*Exercise instructions:*
Go through the data below and return each line where the string "title" appears.

*Supplied entries:*
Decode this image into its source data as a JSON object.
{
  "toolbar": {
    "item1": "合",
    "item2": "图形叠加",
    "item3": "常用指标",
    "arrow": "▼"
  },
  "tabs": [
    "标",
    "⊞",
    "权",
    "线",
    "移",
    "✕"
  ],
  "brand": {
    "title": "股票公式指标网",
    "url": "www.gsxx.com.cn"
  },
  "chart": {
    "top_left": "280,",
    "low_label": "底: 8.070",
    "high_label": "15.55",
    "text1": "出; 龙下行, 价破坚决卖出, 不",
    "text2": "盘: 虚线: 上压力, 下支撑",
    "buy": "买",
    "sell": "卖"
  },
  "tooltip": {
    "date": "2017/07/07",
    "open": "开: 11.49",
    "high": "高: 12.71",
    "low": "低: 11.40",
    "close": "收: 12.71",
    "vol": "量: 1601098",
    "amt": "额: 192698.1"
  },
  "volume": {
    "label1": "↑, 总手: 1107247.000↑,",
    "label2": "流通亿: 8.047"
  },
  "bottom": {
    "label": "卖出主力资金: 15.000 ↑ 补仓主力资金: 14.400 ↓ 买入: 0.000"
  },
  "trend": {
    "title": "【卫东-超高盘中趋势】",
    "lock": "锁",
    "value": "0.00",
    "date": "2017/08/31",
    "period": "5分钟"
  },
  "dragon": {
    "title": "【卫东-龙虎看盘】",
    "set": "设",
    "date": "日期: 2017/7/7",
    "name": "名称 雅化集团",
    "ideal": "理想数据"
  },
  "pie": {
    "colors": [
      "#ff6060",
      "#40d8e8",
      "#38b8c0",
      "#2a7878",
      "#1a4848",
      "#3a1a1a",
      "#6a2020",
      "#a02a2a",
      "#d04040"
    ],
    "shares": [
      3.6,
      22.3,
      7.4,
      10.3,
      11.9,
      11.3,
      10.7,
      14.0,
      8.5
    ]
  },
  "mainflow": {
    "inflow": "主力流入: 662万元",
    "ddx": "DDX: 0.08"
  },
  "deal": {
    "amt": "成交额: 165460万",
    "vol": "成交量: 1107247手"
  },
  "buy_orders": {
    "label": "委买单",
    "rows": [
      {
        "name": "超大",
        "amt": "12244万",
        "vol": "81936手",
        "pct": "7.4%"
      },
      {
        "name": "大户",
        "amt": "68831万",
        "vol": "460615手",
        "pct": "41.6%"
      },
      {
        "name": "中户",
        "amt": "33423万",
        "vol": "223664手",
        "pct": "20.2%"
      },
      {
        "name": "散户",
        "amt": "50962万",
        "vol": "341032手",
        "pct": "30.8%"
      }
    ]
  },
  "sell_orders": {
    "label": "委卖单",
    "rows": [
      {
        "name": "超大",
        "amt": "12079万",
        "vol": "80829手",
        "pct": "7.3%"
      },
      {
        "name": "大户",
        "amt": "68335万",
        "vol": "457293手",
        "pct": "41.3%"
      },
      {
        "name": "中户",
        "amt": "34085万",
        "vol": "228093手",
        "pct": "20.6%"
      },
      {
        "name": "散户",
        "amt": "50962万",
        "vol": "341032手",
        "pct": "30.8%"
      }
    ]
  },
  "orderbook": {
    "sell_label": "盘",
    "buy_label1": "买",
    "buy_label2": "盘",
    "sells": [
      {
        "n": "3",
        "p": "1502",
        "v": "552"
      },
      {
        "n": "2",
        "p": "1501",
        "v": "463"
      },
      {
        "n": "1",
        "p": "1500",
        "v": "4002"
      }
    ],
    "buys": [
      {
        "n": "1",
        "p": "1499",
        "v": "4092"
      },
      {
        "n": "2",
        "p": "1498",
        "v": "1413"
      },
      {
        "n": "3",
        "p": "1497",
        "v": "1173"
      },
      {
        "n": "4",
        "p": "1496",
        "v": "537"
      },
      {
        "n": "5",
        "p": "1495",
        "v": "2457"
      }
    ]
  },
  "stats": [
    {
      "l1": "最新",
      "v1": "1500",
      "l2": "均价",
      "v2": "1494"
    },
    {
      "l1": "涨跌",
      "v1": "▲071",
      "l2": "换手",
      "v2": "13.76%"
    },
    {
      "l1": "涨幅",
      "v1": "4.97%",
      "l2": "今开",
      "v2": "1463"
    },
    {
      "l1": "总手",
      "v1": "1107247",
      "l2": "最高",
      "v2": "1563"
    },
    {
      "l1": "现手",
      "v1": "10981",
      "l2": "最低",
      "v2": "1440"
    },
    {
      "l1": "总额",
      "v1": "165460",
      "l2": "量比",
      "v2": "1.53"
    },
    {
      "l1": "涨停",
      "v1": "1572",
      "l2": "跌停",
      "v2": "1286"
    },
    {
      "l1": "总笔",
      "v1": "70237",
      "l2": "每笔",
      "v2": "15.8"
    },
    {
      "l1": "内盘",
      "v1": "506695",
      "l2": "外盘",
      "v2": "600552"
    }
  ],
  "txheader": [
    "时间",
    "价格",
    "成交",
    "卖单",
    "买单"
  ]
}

*Written answer:*
    "title": "股票公式指标网",
    "title": "【卫东-超高盘中趋势】",
    "title": "【卫东-龙虎看盘】",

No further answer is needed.